THE PRACTICE OF PEACE

 

The demonstration of people power in this island yesterday, as well as in Britain, was directed at the killers, actual or potential, whose concept of politics is naked force. The overwhelming majority of people are not fools. In asking for peace they are aware that stopping the violence does not automatically end the deep divisions inherited from the past. They also know that, however long and fraught with difficulty the political process will be, violence will make it longer and more fraught, if not totally ineffective.

But there was another message yesterday in the heartening sight of tens of thousands of men, women and children out in the early spring sunshine. This one was for the politicians. The time is long past when the party and government leaders can afford themselves the luxury of dotting the last i and crossing the last t of their preconditions before they will join negotiations. The spectacle of the wasted months, the posturing, the demands made in the knowledge that they court rejection, have aroused deep disgust in public opinion. Yesterday's rallies, while encouraging the peace makers, ought to warn the peace stragglers as well.
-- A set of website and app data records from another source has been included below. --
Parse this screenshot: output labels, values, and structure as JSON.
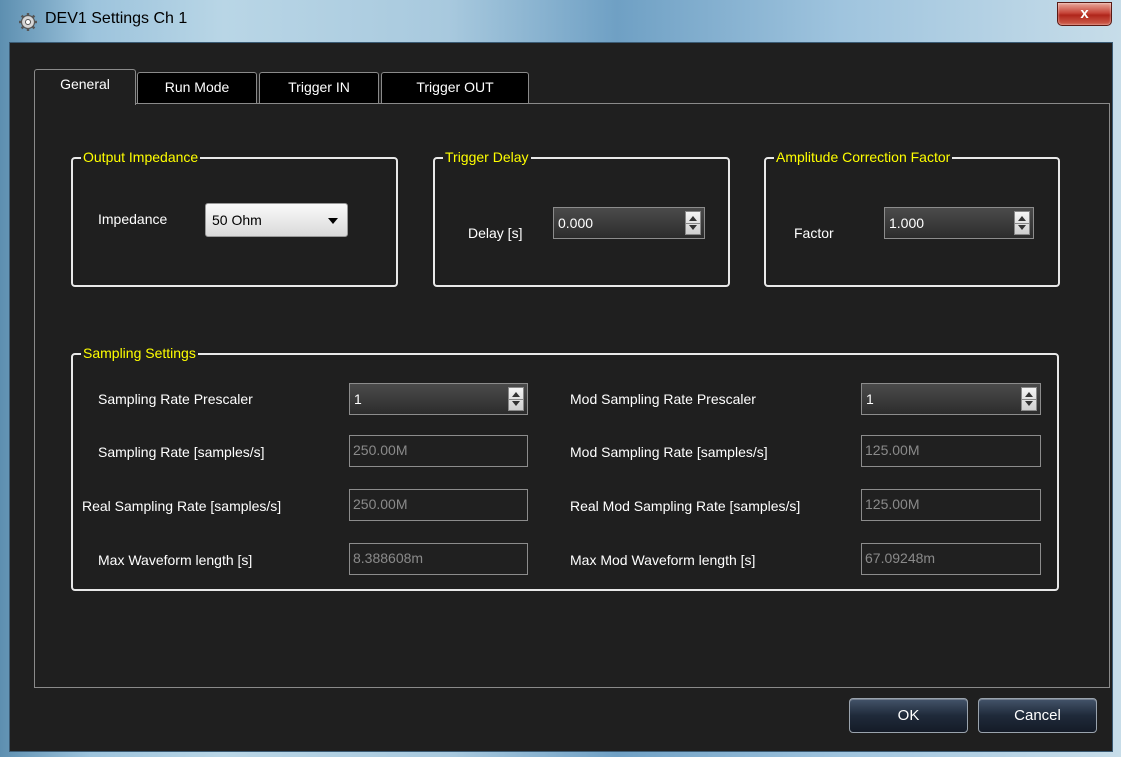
{
  "window": {
    "title": "DEV1 Settings Ch 1",
    "close_label": "x"
  },
  "tabs": [
    {
      "label": "General",
      "active": true
    },
    {
      "label": "Run Mode",
      "active": false
    },
    {
      "label": "Trigger IN",
      "active": false
    },
    {
      "label": "Trigger OUT",
      "active": false
    }
  ],
  "output_impedance": {
    "title": "Output Impedance",
    "label": "Impedance",
    "value": "50 Ohm"
  },
  "trigger_delay": {
    "title": "Trigger Delay",
    "label": "Delay [s]",
    "value": "0.000"
  },
  "amplitude_correction": {
    "title": "Amplitude Correction Factor",
    "label": "Factor",
    "value": "1.000"
  },
  "sampling": {
    "title": "Sampling Settings",
    "left": [
      {
        "label": "Sampling Rate Prescaler",
        "value": "1"
      },
      {
        "label": "Sampling Rate [samples/s]",
        "value": "250.00M"
      },
      {
        "label": "Real Sampling Rate [samples/s]",
        "value": "250.00M"
      },
      {
        "label": "Max Waveform length [s]",
        "value": "8.388608m"
      }
    ],
    "right": [
      {
        "label": "Mod Sampling Rate Prescaler",
        "value": "1"
      },
      {
        "label": "Mod Sampling Rate [samples/s]",
        "value": "125.00M"
      },
      {
        "label": "Real Mod Sampling Rate [samples/s]",
        "value": "125.00M"
      },
      {
        "label": "Max Mod Waveform length [s]",
        "value": "67.09248m"
      }
    ]
  },
  "buttons": {
    "ok": "OK",
    "cancel": "Cancel"
  },
  "colors": {
    "group_title": "#ffff00",
    "background": "#1f1f1f",
    "close_button": "#c7463a"
  },
  "icons": {
    "title": "gear-icon"
  }
}
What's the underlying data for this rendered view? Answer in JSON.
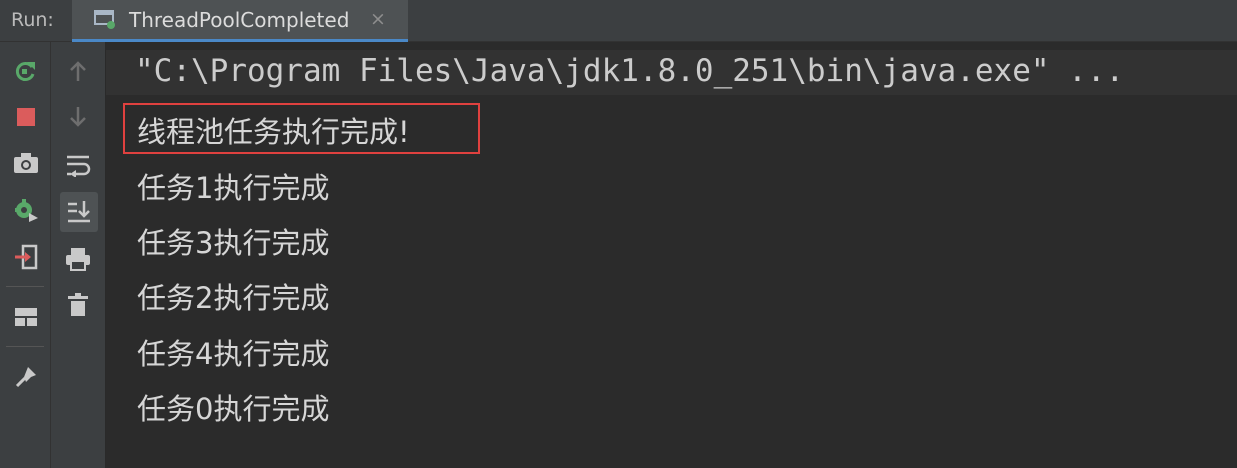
{
  "run_panel": {
    "label": "Run:",
    "tab": {
      "title": "ThreadPoolCompleted",
      "close": "×",
      "icon": "run-config-icon"
    }
  },
  "toolbar_left": [
    {
      "name": "rerun-icon"
    },
    {
      "name": "stop-icon",
      "color": "#db5c5c"
    },
    {
      "name": "camera-icon"
    },
    {
      "name": "debug-settings-icon"
    },
    {
      "name": "exit-icon"
    },
    {
      "name": "layout-icon"
    },
    {
      "name": "pin-icon"
    }
  ],
  "toolbar_right": [
    {
      "name": "up-arrow-icon"
    },
    {
      "name": "down-arrow-icon"
    },
    {
      "name": "soft-wrap-icon"
    },
    {
      "name": "scroll-to-end-icon"
    },
    {
      "name": "print-icon"
    },
    {
      "name": "trash-icon"
    }
  ],
  "console": {
    "command": "\"C:\\Program Files\\Java\\jdk1.8.0_251\\bin\\java.exe\" ...",
    "lines": [
      "线程池任务执行完成!",
      "任务1执行完成",
      "任务3执行完成",
      "任务2执行完成",
      "任务4执行完成",
      "任务0执行完成"
    ],
    "highlight_color": "#e0413f"
  }
}
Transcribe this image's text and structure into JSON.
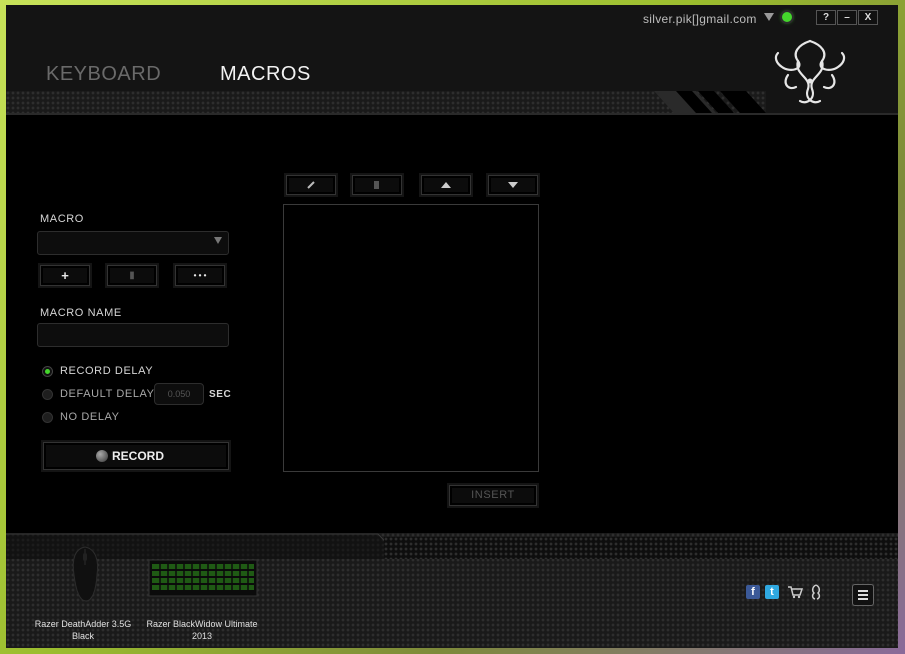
{
  "header": {
    "email": "silver.pik[]gmail.com",
    "help_label": "?",
    "minimize_label": "–",
    "close_label": "X"
  },
  "tabs": [
    {
      "label": "KEYBOARD",
      "active": false
    },
    {
      "label": "MACROS",
      "active": true
    }
  ],
  "macro_panel": {
    "macro_label": "MACRO",
    "macro_select_value": "",
    "add_label": "+",
    "delete_label": "▮",
    "more_label": "• • •",
    "macro_name_label": "MACRO NAME",
    "macro_name_value": "",
    "delay_options": [
      {
        "label": "RECORD DELAY",
        "selected": true
      },
      {
        "label": "DEFAULT DELAY",
        "selected": false
      },
      {
        "label": "NO DELAY",
        "selected": false
      }
    ],
    "default_delay_placeholder": "0.050",
    "delay_unit": "SEC",
    "record_label": "RECORD"
  },
  "editor": {
    "edit_icon": "pencil-icon",
    "delete_icon": "trash-icon",
    "move_up_icon": "arrow-up-icon",
    "move_down_icon": "arrow-down-icon",
    "insert_label": "INSERT"
  },
  "devices": [
    {
      "name_line1": "Razer DeathAdder 3.5G",
      "name_line2": "Black"
    },
    {
      "name_line1": "Razer BlackWidow Ultimate",
      "name_line2": "2013"
    }
  ],
  "social": [
    "facebook-icon",
    "twitter-icon",
    "cart-icon",
    "razer-icon"
  ],
  "colors": {
    "accent": "#44d62c",
    "background": "#000000",
    "text": "#d6d6d6"
  }
}
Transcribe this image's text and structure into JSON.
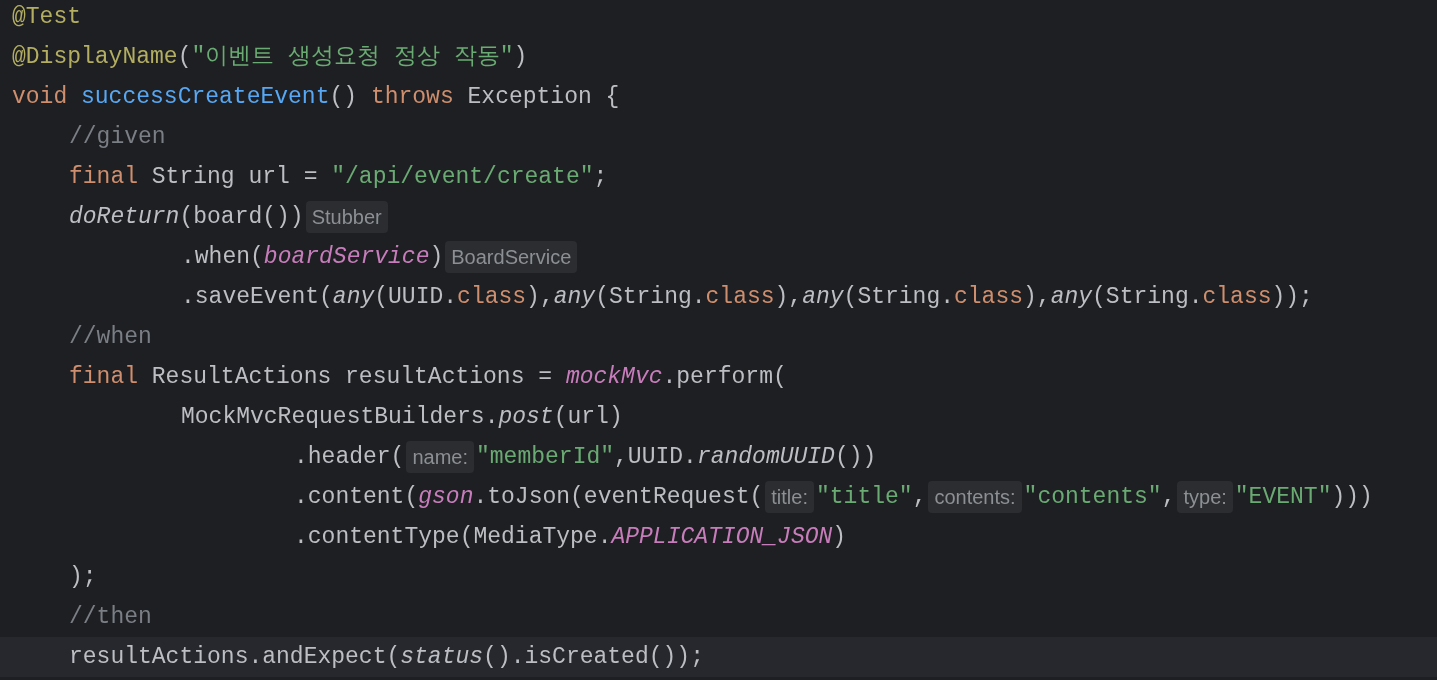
{
  "editor": {
    "lines": [
      {
        "current": false,
        "tokens": [
          {
            "kind": "annotation",
            "text": "@Test"
          }
        ]
      },
      {
        "current": false,
        "tokens": [
          {
            "kind": "annotation",
            "text": "@DisplayName"
          },
          {
            "kind": "plain",
            "text": "("
          },
          {
            "kind": "string",
            "text": "\"이벤트 생성요청 정상 작동\""
          },
          {
            "kind": "plain",
            "text": ")"
          }
        ]
      },
      {
        "current": false,
        "tokens": [
          {
            "kind": "keyword",
            "text": "void "
          },
          {
            "kind": "declaration",
            "text": "successCreateEvent"
          },
          {
            "kind": "plain",
            "text": "() "
          },
          {
            "kind": "keyword",
            "text": "throws"
          },
          {
            "kind": "plain",
            "text": " Exception {"
          }
        ],
        "children": [
          {
            "current": false,
            "tokens": [
              {
                "kind": "comment",
                "text": "//given"
              }
            ]
          },
          {
            "current": false,
            "tokens": [
              {
                "kind": "keyword",
                "text": "final"
              },
              {
                "kind": "plain",
                "text": " String url = "
              },
              {
                "kind": "string",
                "text": "\"/api/event/create\""
              },
              {
                "kind": "plain",
                "text": ";"
              }
            ]
          },
          {
            "current": false,
            "tokens": [
              {
                "kind": "static",
                "text": "doReturn"
              },
              {
                "kind": "plain",
                "text": "(board())"
              },
              {
                "kind": "hint",
                "text": "Stubber"
              }
            ],
            "children": [
              {
                "current": false,
                "tokens": [
                  {
                    "kind": "plain",
                    "text": ".when("
                  },
                  {
                    "kind": "field",
                    "text": "boardService"
                  },
                  {
                    "kind": "plain",
                    "text": ")"
                  },
                  {
                    "kind": "hint",
                    "text": "BoardService"
                  }
                ]
              },
              {
                "current": false,
                "tokens": [
                  {
                    "kind": "plain",
                    "text": ".saveEvent("
                  },
                  {
                    "kind": "static",
                    "text": "any"
                  },
                  {
                    "kind": "plain",
                    "text": "(UUID."
                  },
                  {
                    "kind": "keyword",
                    "text": "class"
                  },
                  {
                    "kind": "plain",
                    "text": "),"
                  },
                  {
                    "kind": "static",
                    "text": "any"
                  },
                  {
                    "kind": "plain",
                    "text": "(String."
                  },
                  {
                    "kind": "keyword",
                    "text": "class"
                  },
                  {
                    "kind": "plain",
                    "text": "),"
                  },
                  {
                    "kind": "static",
                    "text": "any"
                  },
                  {
                    "kind": "plain",
                    "text": "(String."
                  },
                  {
                    "kind": "keyword",
                    "text": "class"
                  },
                  {
                    "kind": "plain",
                    "text": "),"
                  },
                  {
                    "kind": "static",
                    "text": "any"
                  },
                  {
                    "kind": "plain",
                    "text": "(String."
                  },
                  {
                    "kind": "keyword",
                    "text": "class"
                  },
                  {
                    "kind": "plain",
                    "text": "));"
                  }
                ]
              }
            ]
          },
          {
            "current": false,
            "tokens": [
              {
                "kind": "comment",
                "text": "//when"
              }
            ]
          },
          {
            "current": false,
            "tokens": [
              {
                "kind": "keyword",
                "text": "final"
              },
              {
                "kind": "plain",
                "text": " ResultActions resultActions = "
              },
              {
                "kind": "field",
                "text": "mockMvc"
              },
              {
                "kind": "plain",
                "text": ".perform("
              }
            ],
            "children": [
              {
                "current": false,
                "tokens": [
                  {
                    "kind": "plain",
                    "text": "MockMvcRequestBuilders."
                  },
                  {
                    "kind": "static",
                    "text": "post"
                  },
                  {
                    "kind": "plain",
                    "text": "(url)"
                  }
                ],
                "children": [
                  {
                    "current": false,
                    "tokens": [
                      {
                        "kind": "plain",
                        "text": ".header("
                      },
                      {
                        "kind": "hint",
                        "text": "name:"
                      },
                      {
                        "kind": "string",
                        "text": "\"memberId\""
                      },
                      {
                        "kind": "plain",
                        "text": ",UUID."
                      },
                      {
                        "kind": "static",
                        "text": "randomUUID"
                      },
                      {
                        "kind": "plain",
                        "text": "())"
                      }
                    ]
                  },
                  {
                    "current": false,
                    "tokens": [
                      {
                        "kind": "plain",
                        "text": ".content("
                      },
                      {
                        "kind": "field",
                        "text": "gson"
                      },
                      {
                        "kind": "plain",
                        "text": ".toJson(eventRequest("
                      },
                      {
                        "kind": "hint",
                        "text": "title:"
                      },
                      {
                        "kind": "string",
                        "text": "\"title\""
                      },
                      {
                        "kind": "plain",
                        "text": ","
                      },
                      {
                        "kind": "hint",
                        "text": "contents:"
                      },
                      {
                        "kind": "string",
                        "text": "\"contents\""
                      },
                      {
                        "kind": "plain",
                        "text": ","
                      },
                      {
                        "kind": "hint",
                        "text": "type:"
                      },
                      {
                        "kind": "string",
                        "text": "\"EVENT\""
                      },
                      {
                        "kind": "plain",
                        "text": ")))"
                      }
                    ]
                  },
                  {
                    "current": false,
                    "tokens": [
                      {
                        "kind": "plain",
                        "text": ".contentType(MediaType."
                      },
                      {
                        "kind": "field",
                        "text": "APPLICATION_JSON"
                      },
                      {
                        "kind": "plain",
                        "text": ")"
                      }
                    ]
                  }
                ]
              }
            ]
          },
          {
            "current": false,
            "tokens": [
              {
                "kind": "plain",
                "text": ");"
              }
            ]
          },
          {
            "current": false,
            "tokens": [
              {
                "kind": "comment",
                "text": "//then"
              }
            ]
          },
          {
            "current": true,
            "tokens": [
              {
                "kind": "plain",
                "text": "resultActions.andExpect("
              },
              {
                "kind": "static",
                "text": "status"
              },
              {
                "kind": "plain",
                "text": "().isCreated());"
              }
            ]
          }
        ]
      }
    ]
  }
}
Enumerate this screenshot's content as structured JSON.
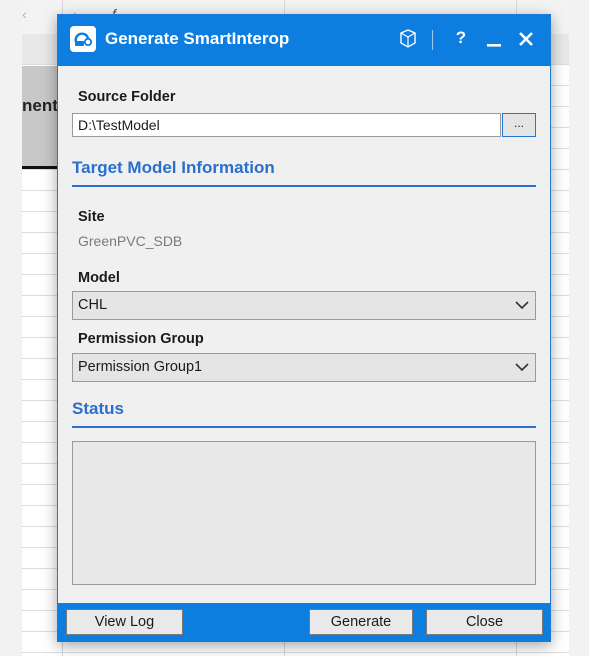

The aphorism that one makes peace with one's enemies, rather than with one's friends, has been much quoted of late. It might usefully be accompanied by a reflection that negotiation requires an ability not merely to express one's own mind but also to think oneself into the mind of one's opponents. The thought is especially provoked by Mr David Trimble's interview on Saturday with RTE's Rodney Rice. In Mr Trimble the Ulster Unionists have a leader who will hold his own in debate with any of the more widely experienced political figures with whom he has to deal. No one who has heard him can have any doubt about that. Mr Trimble is a lawyer, more, he is a law lecturer. And his analysis displays the lawyer's careful, logical, building brick approach of his training. The teacher comes through as well, with a clear, simple style of exposition.

But debating ability and the capacity to create and defend propositions which reflect one's own constituency are not enough in the present circumstances. If Mr Trimble has the capacity to think himself into the minds of those who are not of his own persuasion, he is not making a public virtue of it so far. Whether talks, which could progressively create the confidence he requires, take place at this juncture depends largely on him. Tonight, at Westminster, he has an opportunity to show if he is capable of discerning the wider interest and acting to make it reality.

These are frustrating days. Much work has been done on defining problems, and devising a political strategy that will take account of the suspicions and the genuine fears of each side and their fundamental differences of philosophy. There have been some optimistic signs that a solution is beginning to emerge, based on an amalgamation of proposals. These have been countered by evidence that in spite of the great urgency to re establish a common mind by Dublin and London, serious difficulties remain to be overcome not least, those that Mr Trimble represents.

The Tanaiste, Mr Spring, spoke yesterday in Tralee about the failure of the two governments to reach agreement so far. He pointed out that there was an inbuilt dilemma in the attempt. "We both recognise that it would be fatal to agree to any set of steps or procedures that would unravel in the face of intransigence. And yet we both know that without an agreed way forward, we are staring into an abyss." That, in a nutshell, is where we are at. And yet one wonders whether it was wise of Mr Spring to reveal so clearly and publicly the current state of relations between the governments. It will not help to bridge the differences or cause any dismay to the intransigent.